OK, let’s get right to it. Congrats to the UConn men’s basketball team.
The Huskies’ month of March/four days of April will go down in sports history as one of the more shocking championship runs ever.
The five wins in the Big East Tournament followed by six more in the NCAA Tournament is something the UConn fan base will be able to cherish for the rest of their lives. I hope the fans enjoy it, because while more titles may be in the program’s future, the odds of another unexpected championship like this one is slimmer than most super models.
Winning a championship when not expected is always more fun for those involved than one when the team is a heavy favorite. UConn fans should wear those $27.99 championship shirts proud.
As for the game, I hope it did not set the game of basketball back 50 years. Butler’s 18 percent shooting from the field ranks with the worst championship game/series performances of all-time, from Bob Stanley’s 10th inning in Game 6 of the 1986 World Series to John Starks’ 2-of-18 in Game 6 of the 1994 NBA Finals.
To put this in a little perspective, the dreadful 2010 Mets got a hit in 25 percent of their at-bats and somehow won nearly 49 percent of their games with that hideous roster. (Maybe Jerry Manuel isn’t as bad a manager as we thought. Another story for another day…)

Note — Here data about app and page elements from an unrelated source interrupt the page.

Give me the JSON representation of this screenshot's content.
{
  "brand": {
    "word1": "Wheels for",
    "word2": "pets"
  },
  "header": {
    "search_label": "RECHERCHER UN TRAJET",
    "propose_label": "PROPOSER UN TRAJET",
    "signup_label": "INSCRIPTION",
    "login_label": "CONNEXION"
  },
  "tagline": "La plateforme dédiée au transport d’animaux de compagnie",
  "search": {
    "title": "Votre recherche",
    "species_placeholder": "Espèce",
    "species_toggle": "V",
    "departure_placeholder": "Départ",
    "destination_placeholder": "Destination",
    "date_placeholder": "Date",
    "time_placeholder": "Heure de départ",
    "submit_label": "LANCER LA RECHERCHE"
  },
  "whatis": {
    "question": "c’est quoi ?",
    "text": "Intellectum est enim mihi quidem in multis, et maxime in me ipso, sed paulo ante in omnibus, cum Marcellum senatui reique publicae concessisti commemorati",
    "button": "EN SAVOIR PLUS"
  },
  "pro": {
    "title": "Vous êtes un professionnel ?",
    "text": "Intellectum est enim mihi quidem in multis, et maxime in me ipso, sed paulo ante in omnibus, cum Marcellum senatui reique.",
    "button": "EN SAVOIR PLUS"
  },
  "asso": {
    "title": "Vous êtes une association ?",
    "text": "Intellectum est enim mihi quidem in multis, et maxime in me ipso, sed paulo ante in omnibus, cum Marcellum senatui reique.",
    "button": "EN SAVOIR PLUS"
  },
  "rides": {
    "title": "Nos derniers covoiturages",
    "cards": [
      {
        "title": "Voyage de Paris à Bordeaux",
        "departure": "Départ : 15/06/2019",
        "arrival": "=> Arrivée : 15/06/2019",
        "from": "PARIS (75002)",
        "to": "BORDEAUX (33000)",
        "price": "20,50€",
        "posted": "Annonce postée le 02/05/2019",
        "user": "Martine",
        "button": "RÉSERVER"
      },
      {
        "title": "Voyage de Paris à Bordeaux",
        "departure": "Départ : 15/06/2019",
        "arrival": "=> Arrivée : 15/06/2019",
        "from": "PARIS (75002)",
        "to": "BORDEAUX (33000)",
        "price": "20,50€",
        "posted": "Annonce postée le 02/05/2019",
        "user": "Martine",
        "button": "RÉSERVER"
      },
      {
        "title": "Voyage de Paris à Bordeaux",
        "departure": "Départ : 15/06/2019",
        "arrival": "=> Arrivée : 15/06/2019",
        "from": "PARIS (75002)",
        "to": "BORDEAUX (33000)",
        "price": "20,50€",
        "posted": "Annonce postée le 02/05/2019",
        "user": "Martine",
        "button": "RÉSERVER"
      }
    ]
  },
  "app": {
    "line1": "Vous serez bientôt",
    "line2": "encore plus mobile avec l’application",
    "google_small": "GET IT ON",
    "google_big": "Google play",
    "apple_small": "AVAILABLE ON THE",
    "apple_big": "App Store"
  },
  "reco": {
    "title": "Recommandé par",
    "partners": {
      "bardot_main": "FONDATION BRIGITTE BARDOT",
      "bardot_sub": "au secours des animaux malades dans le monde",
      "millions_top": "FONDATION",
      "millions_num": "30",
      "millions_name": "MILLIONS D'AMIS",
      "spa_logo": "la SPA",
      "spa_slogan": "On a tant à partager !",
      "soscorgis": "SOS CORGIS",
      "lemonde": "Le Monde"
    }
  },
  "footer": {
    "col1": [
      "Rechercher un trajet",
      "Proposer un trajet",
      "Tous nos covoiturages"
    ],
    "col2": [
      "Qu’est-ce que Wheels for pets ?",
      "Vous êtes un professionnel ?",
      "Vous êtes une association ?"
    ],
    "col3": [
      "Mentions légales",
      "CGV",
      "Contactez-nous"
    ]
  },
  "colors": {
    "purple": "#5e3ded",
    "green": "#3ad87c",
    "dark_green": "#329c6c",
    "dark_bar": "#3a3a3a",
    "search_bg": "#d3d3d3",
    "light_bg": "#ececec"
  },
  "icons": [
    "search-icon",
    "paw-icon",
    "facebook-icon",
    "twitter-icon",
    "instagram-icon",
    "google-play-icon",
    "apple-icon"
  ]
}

Eighteen percent. Over 17 hours later, I still can’t get over that number.
Sure, UConn’s defense was fantastic, but that does not excuse how terrible Butler was. Just look at these numbers: 12-of-64 from the field (only two two-pointers), 3-of-31 from three, only two points in the paint and its best player Matt Howard finishing a disastrous 1-of-13.
I’m willing to bet if you can use a time machine and grab 1993 Michael Jordan out of it, he’d finish with a better shooting percentage blindfolded.
Butler’s was simply that pathetic. Locally, last night will be remembered as one of the great nights in the state’s sports history. Unfortunately, on the national level, this game will be remembered for a long time, but for all the wrong reasons thanks to Butler.
For UConn, they have nothing to apologize for, though. In the record books, style points are not recorded. A champion is a champion.
And the Huskies, in a year where a Sweet 16 appearance would be considered a major success, are now on top of the college basketball world.
Now excuse me while I try to avoid getting hit by another Butler clank off the rim.